[Exercise details]: Show all lines from the records below in which the string "java" is present.

(Interface dataset entries)
Segment Open

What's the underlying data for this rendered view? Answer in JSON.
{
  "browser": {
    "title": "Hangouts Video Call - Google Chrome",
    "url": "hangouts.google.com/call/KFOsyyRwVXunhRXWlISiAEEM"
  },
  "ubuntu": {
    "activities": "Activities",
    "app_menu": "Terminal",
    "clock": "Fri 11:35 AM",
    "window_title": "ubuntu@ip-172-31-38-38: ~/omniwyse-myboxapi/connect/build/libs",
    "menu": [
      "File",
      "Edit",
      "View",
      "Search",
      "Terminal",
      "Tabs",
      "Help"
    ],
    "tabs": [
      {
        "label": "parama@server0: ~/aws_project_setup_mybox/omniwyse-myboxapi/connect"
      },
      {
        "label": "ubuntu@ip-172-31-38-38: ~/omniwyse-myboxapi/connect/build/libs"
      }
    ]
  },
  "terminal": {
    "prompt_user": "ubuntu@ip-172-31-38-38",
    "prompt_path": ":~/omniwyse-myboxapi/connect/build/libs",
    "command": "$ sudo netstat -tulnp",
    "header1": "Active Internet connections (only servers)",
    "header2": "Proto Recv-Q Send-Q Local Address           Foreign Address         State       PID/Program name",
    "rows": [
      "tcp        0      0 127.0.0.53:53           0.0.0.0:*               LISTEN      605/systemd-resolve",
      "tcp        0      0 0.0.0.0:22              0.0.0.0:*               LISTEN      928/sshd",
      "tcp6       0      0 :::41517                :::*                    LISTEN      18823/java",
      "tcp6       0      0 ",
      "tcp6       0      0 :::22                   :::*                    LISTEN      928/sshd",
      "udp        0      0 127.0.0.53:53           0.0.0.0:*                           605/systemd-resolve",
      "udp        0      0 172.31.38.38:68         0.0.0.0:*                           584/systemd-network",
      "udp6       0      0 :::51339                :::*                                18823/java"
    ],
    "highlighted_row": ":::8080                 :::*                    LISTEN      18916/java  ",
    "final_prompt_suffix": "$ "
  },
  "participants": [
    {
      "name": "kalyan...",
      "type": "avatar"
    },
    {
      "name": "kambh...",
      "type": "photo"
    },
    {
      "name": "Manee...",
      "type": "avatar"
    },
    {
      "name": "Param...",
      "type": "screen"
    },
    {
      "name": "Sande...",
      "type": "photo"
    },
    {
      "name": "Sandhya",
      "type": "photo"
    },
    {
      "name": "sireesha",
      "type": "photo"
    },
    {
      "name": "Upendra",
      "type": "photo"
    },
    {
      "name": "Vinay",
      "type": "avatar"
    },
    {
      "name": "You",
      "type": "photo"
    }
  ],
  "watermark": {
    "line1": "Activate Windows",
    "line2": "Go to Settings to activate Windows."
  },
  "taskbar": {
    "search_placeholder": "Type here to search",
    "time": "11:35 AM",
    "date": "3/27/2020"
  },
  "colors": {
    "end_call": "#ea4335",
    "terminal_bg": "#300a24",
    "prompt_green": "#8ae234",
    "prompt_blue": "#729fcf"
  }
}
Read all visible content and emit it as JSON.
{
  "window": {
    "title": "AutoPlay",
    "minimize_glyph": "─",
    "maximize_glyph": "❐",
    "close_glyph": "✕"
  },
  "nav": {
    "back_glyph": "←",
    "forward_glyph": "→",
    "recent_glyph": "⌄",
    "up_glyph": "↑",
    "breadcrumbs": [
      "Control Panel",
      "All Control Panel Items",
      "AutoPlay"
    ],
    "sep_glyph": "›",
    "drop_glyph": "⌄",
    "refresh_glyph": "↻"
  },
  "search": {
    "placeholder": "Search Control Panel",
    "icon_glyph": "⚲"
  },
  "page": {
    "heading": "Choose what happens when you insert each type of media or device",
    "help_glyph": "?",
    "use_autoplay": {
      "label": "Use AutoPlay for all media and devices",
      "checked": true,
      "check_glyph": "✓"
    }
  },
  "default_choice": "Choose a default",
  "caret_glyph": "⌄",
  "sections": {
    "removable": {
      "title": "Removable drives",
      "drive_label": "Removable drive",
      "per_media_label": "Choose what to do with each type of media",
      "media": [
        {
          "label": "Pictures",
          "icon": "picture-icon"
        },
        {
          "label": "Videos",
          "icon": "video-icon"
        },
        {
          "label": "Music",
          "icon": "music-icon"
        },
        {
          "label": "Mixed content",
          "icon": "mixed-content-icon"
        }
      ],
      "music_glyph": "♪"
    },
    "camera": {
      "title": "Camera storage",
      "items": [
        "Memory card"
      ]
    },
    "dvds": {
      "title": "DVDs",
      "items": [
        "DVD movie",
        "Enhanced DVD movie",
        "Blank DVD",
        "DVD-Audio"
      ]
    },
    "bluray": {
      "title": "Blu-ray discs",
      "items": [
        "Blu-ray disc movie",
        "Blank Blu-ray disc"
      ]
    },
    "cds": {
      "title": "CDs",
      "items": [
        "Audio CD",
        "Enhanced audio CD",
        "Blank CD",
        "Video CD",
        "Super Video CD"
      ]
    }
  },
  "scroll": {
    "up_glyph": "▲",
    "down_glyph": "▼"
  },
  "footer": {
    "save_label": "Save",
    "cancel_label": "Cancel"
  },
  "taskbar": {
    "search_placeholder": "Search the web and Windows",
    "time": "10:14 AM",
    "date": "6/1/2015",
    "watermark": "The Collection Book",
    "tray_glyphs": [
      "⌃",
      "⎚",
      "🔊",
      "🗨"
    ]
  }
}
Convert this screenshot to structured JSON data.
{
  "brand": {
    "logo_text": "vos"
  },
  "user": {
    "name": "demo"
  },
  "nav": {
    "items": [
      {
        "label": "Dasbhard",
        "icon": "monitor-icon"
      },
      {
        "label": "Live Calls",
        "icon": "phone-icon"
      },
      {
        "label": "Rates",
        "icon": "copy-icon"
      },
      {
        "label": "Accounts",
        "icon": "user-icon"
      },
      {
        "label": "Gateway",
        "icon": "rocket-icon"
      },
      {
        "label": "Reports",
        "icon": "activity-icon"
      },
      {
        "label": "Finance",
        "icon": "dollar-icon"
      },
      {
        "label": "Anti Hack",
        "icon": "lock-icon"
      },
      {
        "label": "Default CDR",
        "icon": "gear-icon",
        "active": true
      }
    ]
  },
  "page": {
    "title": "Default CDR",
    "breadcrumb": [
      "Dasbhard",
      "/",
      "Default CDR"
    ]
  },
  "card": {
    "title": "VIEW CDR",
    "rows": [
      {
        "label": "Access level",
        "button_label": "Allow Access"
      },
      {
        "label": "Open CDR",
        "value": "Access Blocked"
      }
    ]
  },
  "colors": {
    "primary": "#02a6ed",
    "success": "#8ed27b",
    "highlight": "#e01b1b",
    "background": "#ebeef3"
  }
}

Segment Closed

[Task solution]:
      "tcp6       0      0 :::41517                :::*                    LISTEN      18823/java",
      "udp6       0      0 :::51339                :::*                                18823/java"
    "highlighted_row": ":::8080                 :::*                    LISTEN      18916/java  ",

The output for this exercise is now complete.